Striving to be unique in the photographic world
Is getting harder as the Web in continually bombarded with images taken by all sorts of people, and all sorts of camera’s.
Over time we tend to absorb all this information and subconsciously transfer it to the images we take, or the way we write.
From an early age I have always strived to be unique – not following the crowd or dressing the same as every one else.
So to take images that don’t resemble someones else’s work is indeed a very hard task.
When you first start out in photography, you study other peoples work that you may admire, how they created the image, what camera and lenses they used, what settings.
But there comes a point where you must branch off by yourself and create your own work, and develop some sort of style, and I think the easiest way to do this is to
Not look at other peoples work as much and concentrate on creating and perfecting your craft.
I don’t write about photography and how to do it all that much either.

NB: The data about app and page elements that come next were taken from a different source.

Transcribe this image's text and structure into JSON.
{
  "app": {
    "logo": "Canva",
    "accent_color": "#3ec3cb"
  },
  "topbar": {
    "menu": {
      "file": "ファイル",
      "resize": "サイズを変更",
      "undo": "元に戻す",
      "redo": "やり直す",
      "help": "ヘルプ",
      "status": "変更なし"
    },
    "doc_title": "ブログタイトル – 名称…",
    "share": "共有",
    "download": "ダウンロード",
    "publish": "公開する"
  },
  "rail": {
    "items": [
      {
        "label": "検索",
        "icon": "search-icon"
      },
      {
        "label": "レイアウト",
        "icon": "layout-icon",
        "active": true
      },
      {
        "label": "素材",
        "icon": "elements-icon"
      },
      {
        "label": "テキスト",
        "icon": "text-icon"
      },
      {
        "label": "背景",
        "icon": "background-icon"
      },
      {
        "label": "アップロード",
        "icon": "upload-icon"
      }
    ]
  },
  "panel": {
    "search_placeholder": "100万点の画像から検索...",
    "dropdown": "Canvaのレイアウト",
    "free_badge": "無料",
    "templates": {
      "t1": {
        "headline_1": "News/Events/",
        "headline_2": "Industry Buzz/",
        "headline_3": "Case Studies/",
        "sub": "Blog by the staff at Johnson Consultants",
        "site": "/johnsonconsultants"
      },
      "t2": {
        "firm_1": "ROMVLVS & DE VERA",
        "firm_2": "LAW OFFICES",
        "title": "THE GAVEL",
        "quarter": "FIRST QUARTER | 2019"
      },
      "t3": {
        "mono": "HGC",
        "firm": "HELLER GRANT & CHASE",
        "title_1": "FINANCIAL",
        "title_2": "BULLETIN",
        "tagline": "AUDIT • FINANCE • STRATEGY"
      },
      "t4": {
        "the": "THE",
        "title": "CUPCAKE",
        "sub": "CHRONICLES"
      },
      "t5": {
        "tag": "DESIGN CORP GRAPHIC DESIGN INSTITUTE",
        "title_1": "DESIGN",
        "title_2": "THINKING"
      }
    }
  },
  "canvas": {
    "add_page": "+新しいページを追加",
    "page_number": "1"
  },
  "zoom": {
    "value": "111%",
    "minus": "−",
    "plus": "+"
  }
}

To me photography is more of a creative process, and sometimes I don’t think about what I am doing,
I just tend to do it and experiment a little on the way.
Every one has different ways of taking great shots,
And different opinions regarding this that and the other, in this way we are all unique.
For example – I know a lot of photographers regard the early morning and late afternoon shots to be the best,
Anything in between is not worth looking at.
Or to get sharp shots you must use a fast lens, but I and many others have taken good sharp shots with a slower camera and lens.
In Photography there are many variables and light is the most important aspect.
For Flower and Landscape photography I always use a tripod and shutter release.
But sometimes snap the odd shot by hand.
In the above image Painted Poppies you can see a few poppies crowded up close.
One blends subtly into the distance while the others are vying for attention.
To create a sense of contrast and depth in this shot
I sharpened up not just one focal point, which is usually the way,
But looked at the image from an artistic view point,
And sharpened a few edges and other points to add contrast and depth.
With Photography it is a lot harder to add contrast and depth than it is with painting or drawing.
This is where the technical part of photography comes into play.
And that is another story for another day.